Nawa Raj Chapagain
GIS Officer
King Mahendra
Trust for Nature Conservation

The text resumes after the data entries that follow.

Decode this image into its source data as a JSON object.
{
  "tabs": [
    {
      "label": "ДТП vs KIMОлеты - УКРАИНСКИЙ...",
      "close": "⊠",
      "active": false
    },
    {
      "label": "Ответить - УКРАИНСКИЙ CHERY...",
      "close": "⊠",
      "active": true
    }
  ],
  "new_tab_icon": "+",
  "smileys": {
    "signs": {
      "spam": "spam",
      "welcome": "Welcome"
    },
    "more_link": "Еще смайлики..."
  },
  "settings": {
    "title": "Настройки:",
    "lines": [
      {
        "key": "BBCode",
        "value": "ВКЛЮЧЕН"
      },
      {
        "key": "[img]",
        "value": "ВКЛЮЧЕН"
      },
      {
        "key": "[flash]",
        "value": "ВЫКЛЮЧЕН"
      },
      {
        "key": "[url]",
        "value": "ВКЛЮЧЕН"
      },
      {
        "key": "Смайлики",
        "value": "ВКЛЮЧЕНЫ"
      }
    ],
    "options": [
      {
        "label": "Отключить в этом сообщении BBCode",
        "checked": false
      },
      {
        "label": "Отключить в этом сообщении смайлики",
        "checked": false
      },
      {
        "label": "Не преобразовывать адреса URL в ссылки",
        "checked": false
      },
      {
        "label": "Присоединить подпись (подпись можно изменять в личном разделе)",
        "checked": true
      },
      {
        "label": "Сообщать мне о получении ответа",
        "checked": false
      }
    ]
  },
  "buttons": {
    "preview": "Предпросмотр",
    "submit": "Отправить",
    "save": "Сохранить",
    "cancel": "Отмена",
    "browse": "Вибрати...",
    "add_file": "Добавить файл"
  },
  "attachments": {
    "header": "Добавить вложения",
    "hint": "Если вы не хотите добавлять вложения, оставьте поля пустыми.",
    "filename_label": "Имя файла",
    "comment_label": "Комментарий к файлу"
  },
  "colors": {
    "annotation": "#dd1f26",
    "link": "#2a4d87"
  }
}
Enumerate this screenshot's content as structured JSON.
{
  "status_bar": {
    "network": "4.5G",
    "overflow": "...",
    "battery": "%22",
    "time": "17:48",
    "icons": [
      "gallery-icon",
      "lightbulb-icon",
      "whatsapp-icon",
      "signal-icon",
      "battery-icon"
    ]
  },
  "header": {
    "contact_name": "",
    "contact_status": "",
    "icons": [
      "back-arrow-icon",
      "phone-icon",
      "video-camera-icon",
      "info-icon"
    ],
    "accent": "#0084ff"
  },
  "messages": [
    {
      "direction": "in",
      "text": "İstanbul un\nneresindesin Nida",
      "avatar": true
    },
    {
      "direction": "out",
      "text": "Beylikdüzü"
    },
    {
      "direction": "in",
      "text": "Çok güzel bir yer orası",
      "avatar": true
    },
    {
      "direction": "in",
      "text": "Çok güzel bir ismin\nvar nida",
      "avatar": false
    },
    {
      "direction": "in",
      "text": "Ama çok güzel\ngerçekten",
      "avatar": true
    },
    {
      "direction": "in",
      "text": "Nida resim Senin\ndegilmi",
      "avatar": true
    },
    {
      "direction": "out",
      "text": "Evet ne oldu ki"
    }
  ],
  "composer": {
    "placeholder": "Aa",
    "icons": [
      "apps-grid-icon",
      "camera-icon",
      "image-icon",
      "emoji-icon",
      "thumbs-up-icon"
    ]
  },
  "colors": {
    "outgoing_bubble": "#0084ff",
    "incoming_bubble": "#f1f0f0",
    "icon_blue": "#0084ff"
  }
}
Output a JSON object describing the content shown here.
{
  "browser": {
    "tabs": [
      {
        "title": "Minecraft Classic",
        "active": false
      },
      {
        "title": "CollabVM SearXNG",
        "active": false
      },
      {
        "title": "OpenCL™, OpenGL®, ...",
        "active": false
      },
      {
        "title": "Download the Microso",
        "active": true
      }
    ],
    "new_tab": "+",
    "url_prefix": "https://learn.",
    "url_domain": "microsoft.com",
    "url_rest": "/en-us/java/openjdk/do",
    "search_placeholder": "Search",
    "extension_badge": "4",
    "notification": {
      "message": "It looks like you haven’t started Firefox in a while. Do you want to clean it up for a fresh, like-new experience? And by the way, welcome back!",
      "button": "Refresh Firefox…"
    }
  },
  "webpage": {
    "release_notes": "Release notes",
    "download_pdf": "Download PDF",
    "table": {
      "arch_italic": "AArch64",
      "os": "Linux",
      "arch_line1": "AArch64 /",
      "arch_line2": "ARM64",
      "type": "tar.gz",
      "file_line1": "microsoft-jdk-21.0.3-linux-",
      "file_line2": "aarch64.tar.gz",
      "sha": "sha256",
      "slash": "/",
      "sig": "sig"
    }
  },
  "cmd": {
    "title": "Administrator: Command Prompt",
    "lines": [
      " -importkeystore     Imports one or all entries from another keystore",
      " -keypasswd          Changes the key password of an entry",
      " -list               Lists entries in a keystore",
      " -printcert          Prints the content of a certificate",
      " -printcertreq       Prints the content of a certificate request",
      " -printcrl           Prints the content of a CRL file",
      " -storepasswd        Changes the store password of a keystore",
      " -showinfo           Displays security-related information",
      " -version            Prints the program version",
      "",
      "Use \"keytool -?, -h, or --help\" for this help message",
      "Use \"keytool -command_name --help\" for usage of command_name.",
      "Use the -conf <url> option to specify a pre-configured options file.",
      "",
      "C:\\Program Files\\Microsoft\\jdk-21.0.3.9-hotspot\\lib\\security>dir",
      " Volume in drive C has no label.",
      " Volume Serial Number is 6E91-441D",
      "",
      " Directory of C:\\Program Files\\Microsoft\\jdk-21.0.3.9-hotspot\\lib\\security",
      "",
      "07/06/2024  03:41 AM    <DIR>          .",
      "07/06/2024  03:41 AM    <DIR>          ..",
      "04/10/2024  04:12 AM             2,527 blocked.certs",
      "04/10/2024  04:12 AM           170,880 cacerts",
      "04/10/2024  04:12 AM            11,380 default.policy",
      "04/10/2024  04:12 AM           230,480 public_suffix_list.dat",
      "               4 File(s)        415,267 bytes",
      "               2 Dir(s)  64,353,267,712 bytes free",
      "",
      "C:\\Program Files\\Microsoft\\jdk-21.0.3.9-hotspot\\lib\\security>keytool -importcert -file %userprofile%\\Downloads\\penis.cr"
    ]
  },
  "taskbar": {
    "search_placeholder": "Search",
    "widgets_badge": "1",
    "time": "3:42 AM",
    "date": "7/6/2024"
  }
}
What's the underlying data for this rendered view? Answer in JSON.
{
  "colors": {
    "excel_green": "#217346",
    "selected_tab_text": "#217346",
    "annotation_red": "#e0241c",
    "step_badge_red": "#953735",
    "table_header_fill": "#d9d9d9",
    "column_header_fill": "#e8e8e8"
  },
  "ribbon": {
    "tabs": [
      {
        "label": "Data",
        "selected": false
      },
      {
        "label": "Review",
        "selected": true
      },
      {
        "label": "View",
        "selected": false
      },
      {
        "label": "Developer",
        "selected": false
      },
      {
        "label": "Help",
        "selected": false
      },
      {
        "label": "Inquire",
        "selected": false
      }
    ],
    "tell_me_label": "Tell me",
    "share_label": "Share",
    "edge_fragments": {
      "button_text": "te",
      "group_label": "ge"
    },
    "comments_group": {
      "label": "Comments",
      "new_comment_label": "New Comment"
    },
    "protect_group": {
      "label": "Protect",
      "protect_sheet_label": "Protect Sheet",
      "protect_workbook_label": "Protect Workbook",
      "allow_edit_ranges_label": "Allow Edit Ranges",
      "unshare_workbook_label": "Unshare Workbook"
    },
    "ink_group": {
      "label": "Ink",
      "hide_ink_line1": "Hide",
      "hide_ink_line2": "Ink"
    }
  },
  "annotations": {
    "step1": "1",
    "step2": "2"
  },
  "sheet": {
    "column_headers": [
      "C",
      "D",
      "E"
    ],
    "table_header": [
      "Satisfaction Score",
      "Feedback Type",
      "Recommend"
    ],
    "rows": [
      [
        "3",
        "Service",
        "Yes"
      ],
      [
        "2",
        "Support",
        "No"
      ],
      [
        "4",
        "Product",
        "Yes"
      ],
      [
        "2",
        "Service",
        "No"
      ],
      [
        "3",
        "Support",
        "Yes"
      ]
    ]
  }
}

Upper Mustang region (2,567 sq.km.) lies in the rain shadow of the greater Himalayan range of north-central Nepal. Land cover of the region can be grouped into grassland, shrubland, bare land, agriculture and settlements, fords, snow and water. The region is covered mostly by desert steppe vegetation and bare land. The major difficulties for land cover discrimination in the area, as compared to other ecological zones, using satellite imagery are: (a) poor ground coverage and very low biomass of grassland vegetation (mainly graminoids belonging to genera Kobresia, Euphorbia and Potentila) make it difficult to distinguish from bare lands, (b) stunted growth of shrubs (mostly Caragana and Lonicera) poses difficulty in discriminating it from grasslands, and (c) these factors also limit the potentiality of distinguishing classes within grass and shrub communities. As part of the Upper Mustang Biodiversity Conservation Project (UMBCP) being executed by King Mahendra Trust for Nature Conservation (KMTNC), land cover mapping of the region was done in 2002 using ASTER satellite imagery. The methodology consisted of purposive collection of training sites data followed by land cover discrimination using different classification algorithms in a computer based multi-spectral digital image processing environment. In order to identify the appropriate classifier for trans-Himalayan landscape, results obtained from the use of different classification algorithms are compared. Additionally, the level of discrimination within the vegetative communities that could be successfully achieved using ASTER imagery interpretation is also discussed.